It’s impossible to put the magnitude of Ali’s achievements or pay adequate homage in such a small blog. Especially when you take into account my limited boxing knowledge. I do know, though, that if his son had have confronted me in the school yard with the comment “My dad can fight your dad!” he’d have been right!
My boxing knowledge is lax now as, although I do enjoy the sport (especially big fights), However, I don’t like it enough to pay the Box Office prices to watch! So, in a nutshell, I miss the big bouts because I’m a right tight arse and am prepared to wait for a still picture of the knockout punch on the BBC news.
I did like boxing more in the 1970’s as a kid when there was free to air coverage on TV, with Harry Carpenter commentating. Then we got to see the likes of Ali, Frazier, Foreman, Spinks as well as Britain’s Henry Cooper, Joe Bugner and Richard Dunn in the heavyweight division. The Brits weren’t in the the same class as Americans at that weight. However, as the cliche says “They were contenders!”
The Thrilla in Manilla in 1975 – Ali v Frazier
Britain were more successful in the lighter divisions in that era, especially in the shape of John Conteh, Alan Minter and Barry McGuigan.
McGuigan was a particular role model to me at that age. Not for boxing mind you, I’m referring to growing a rubbish moustache!
There is a saying in the UK that “Rugby is a thugs game played by gentleman. Football is a gentleman’s game played by thugs. And boxing is a game played by nutters who desperately want to avoid Don King’s barber!”

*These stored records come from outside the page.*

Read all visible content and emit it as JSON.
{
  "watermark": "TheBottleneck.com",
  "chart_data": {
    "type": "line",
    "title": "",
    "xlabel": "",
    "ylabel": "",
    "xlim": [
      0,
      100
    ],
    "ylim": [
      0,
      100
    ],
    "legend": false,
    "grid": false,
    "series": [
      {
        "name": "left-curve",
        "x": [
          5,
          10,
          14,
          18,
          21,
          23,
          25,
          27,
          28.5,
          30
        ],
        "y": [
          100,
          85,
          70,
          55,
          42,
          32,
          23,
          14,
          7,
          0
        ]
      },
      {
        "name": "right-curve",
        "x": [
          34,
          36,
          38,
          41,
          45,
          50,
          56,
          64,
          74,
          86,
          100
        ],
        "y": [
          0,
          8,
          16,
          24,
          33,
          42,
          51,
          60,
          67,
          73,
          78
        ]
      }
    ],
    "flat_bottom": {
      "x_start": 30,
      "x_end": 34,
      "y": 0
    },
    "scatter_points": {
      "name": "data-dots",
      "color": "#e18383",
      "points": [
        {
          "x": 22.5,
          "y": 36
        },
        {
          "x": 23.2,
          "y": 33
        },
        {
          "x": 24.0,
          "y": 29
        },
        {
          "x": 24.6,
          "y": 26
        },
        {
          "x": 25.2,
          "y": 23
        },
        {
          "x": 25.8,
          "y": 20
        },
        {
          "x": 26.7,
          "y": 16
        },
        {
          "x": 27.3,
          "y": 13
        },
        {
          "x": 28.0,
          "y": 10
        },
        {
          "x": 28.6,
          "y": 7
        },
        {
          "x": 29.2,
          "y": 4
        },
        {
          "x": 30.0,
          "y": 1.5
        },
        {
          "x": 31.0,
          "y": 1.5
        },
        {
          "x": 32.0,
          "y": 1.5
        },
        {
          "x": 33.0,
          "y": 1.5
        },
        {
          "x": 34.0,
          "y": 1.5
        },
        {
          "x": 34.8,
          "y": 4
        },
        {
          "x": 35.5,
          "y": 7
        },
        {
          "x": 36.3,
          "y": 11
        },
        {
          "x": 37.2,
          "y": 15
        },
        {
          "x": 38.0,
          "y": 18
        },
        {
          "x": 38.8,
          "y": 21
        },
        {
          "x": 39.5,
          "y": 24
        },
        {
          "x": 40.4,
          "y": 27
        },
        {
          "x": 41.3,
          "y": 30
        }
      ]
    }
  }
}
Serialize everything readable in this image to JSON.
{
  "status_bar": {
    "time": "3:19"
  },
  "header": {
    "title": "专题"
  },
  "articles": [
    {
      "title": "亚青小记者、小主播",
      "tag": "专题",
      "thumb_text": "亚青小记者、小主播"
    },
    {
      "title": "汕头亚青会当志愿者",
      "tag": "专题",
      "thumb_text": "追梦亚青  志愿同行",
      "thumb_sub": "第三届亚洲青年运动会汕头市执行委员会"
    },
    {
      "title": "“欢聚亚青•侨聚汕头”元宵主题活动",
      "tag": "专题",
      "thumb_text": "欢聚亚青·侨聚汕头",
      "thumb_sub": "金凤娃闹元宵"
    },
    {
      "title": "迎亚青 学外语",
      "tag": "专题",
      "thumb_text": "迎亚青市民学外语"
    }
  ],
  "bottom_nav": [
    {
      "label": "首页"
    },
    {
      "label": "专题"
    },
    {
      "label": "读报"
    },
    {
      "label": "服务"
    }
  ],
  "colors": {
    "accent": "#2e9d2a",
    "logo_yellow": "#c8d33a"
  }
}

I have many happy memories watching Muhammad Ali box on TV as a kid in the 1970’s. Apart from when my mum sat with my dad, brother and me, as she never bloody shut up throughout the fight!